Kentucky's oil industry grew steadily from the formative pre-Drake years to the discovery of the Big Sinking Field, Lee County, the state's only giant oil field, which has produced more than 100 million barrels of oil to date. Big Sinking was discovered in 1918, but the history of petroleum in the area begins in 1852 when explorers searching for coal to fuel local iron furnaces accidentally discovered oil. The development of the Big Sinking Field provided the financial base for Kentucky's largest private energy company, Ashland Oil.
North-Central Section (36th) and Southeastern Section (51st), GSA Joint Annual Meeting (April 3–5, 2002)
|Session No. 44|
Geology and Human History I: Geological and Regional Perspectives
Hyatt Regency Hotel: Patterson Ballroom D
8:00 AM-11:40 AM, Friday, April 5, 2002
© Copyright 2002 The Geological Society of America (GSA), all rights reserved. Permission is hereby granted to the author(s) of this abstract to reproduce and distribute it freely, for noncommercial purposes.
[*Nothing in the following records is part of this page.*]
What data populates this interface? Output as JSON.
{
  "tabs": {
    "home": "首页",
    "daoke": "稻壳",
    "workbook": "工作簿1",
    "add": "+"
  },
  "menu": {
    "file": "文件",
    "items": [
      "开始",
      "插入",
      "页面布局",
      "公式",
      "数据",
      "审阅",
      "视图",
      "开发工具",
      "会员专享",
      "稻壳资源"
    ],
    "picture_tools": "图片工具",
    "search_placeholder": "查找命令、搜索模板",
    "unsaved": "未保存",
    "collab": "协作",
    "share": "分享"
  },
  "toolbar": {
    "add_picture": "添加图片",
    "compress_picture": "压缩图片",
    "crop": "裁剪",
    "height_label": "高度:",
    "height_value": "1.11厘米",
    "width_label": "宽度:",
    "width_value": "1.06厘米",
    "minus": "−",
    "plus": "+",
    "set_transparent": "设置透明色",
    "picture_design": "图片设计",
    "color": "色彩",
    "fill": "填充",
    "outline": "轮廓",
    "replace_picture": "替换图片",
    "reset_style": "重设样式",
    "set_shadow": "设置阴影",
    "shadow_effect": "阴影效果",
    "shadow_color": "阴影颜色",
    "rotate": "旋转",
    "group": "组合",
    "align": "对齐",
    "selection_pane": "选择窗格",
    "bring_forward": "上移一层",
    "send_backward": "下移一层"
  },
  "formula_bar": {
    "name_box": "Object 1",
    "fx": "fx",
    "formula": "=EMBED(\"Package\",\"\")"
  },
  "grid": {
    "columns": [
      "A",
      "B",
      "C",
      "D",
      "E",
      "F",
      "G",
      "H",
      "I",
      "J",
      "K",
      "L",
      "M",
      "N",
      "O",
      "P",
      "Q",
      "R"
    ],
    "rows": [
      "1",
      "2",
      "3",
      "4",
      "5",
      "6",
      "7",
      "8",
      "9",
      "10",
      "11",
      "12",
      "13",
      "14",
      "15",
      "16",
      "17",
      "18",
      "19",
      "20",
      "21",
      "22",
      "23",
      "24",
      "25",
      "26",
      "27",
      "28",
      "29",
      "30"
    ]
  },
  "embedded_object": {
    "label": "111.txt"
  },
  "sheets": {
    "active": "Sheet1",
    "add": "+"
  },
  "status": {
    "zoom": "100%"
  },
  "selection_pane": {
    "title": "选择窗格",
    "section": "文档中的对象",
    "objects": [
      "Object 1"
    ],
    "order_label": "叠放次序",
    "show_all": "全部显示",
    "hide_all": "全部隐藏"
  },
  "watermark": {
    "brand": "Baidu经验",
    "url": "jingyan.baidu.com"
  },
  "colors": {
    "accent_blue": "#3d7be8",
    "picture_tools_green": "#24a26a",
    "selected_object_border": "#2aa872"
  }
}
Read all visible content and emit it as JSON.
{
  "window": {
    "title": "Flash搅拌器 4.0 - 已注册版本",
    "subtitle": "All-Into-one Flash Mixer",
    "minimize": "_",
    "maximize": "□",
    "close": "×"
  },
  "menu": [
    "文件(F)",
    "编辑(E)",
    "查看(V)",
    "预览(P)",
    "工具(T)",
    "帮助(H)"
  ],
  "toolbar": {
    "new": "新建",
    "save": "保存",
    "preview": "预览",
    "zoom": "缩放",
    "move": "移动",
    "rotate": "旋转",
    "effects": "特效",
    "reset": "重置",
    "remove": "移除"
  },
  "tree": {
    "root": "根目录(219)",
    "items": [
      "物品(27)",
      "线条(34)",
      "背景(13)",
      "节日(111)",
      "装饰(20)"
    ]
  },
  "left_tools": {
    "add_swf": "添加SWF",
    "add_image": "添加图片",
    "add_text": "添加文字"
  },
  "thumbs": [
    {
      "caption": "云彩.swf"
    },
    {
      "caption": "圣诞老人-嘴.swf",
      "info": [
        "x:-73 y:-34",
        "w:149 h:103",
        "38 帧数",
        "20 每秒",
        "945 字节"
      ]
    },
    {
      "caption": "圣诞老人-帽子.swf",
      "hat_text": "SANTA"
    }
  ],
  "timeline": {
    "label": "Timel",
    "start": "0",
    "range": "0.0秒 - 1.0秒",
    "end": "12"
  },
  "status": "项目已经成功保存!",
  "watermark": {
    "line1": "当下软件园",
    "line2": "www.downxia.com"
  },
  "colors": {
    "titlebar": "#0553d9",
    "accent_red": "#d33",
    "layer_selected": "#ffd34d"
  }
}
Permission is hereby granted to any individual scientist to download a single copy of this electronic file and reproduce up to 20 paper copies for noncommercial purposes advancing science and education, including classroom use, providing all reproductions include the complete content shown here, including the author information. All other forms of reproduction and/or transmittal are prohibited without written permission from GSA Copyright Permissions.